Oddly enough, or perhaps not, one of the better moments come when the band doesn't attempt metal. Closing ballad "And Let the Innocence Dream" is pleasant enough, with a few nice acoustic guitar licks and piano segments. Yeah, it's kind of dull, but it's at least listenable, until they feel the need to bring the distorted guitars back in to play some mud-fart riffs in the chorus. And occasionally, they manage to conjure up a few nice pieces of keyboard work, like the piano in the chorus of "When Sirens Sing" or the sweeping strings of "Angelica". Perhaps if these songs were made into some kind of keyboard-driven operatic pop, with a better vocalist, they would be alright. But as supposed metal songs, injected with godawful guitar riffs and drumbeats, they fall flat on their face. But this is only symptomatic of another overriding problem. Crysalys, throughout this album, prove that they know how to write good music, or at least music that isn't terrible. Even the worst songs in here tend to have something in them that might be good, like the brief section of martial tom rolls and string stabs in "By Stars Revealed", or the keyboard solo in "Scarlet Crusade", but they're always surrounded with a ridiculous amount of flatulent guitars, ear-destroying vocals, meaningless orchestration and pure musical bullshit that completely overwhelms them. The whole thing, to be quite honest, smacks of wasted potential.

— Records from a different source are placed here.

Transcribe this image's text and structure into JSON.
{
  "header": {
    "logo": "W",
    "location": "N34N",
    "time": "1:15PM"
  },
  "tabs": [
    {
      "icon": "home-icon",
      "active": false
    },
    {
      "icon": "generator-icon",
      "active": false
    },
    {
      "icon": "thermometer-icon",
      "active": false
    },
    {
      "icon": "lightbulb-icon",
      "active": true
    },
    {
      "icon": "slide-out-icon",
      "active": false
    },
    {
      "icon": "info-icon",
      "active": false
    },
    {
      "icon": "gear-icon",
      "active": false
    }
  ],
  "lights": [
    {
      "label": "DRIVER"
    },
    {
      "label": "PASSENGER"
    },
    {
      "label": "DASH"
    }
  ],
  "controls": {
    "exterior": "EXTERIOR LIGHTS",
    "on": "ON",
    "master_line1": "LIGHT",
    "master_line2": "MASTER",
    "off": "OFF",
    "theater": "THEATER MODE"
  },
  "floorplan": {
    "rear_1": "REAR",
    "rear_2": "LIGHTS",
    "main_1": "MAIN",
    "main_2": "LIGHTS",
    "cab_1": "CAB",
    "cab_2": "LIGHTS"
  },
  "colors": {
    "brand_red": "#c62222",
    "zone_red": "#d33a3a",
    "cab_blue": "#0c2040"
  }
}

And it's that wasted potential that hurts The Awakening of Gaia the most, because otherwise, this is just incompetent. It combines all the worst traits of modern mainstream metal, then vacuums out any redeeming qualities. And it isn't like this is just ordinarily terrible, either. It's big, it's cleanly produced, it attempts some epic things with the vague concept and the orchestration and the semi-progressive songwriting and blah, and it falls flat on its ass. This is bullshit on a grand scale. It gets 15 points for "My Will Be Done" and scattered bits of decent keyboarding, and nothing else.